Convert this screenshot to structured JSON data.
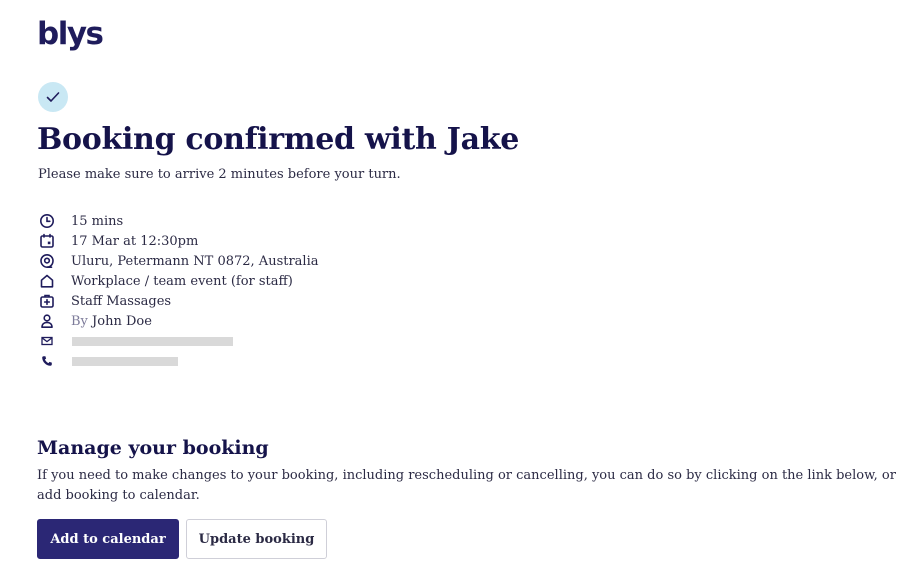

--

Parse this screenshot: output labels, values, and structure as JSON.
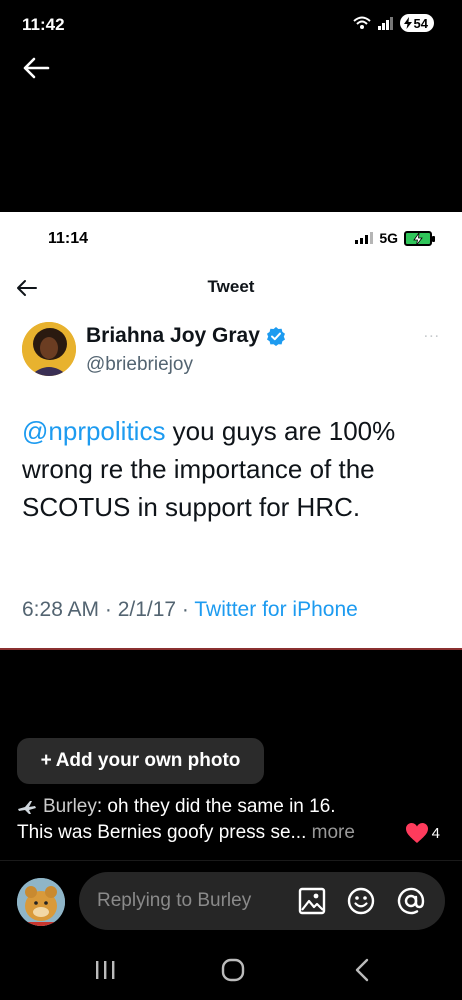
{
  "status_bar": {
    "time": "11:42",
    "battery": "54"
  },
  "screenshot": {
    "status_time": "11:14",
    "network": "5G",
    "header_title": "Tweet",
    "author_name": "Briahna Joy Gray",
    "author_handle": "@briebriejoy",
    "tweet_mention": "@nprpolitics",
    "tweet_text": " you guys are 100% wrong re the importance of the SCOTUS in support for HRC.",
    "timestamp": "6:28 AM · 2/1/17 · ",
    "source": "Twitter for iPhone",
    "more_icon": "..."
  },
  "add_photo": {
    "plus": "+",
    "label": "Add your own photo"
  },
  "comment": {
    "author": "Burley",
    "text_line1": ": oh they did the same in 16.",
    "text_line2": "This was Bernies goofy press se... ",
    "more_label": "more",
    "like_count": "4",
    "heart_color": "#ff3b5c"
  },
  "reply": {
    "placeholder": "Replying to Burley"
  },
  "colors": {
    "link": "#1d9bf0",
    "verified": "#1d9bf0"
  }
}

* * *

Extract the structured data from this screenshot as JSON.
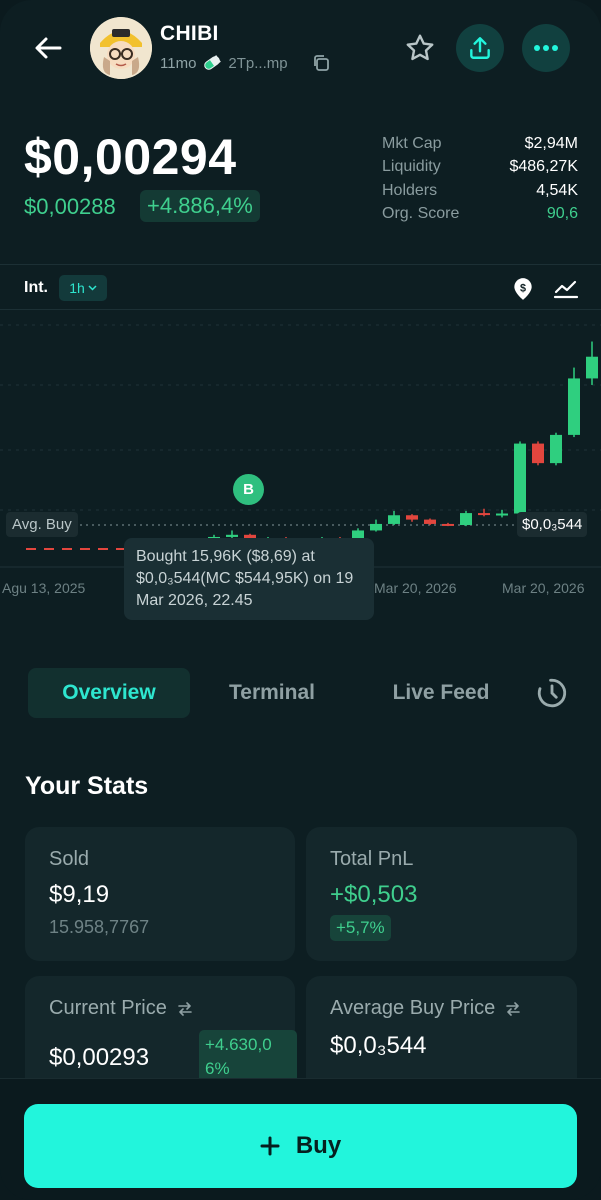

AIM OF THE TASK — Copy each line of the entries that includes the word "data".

FINISHED EXERCISE —
Convert this screenshot to structured JSON data.
Extract the structured data from this screenshot as JSON.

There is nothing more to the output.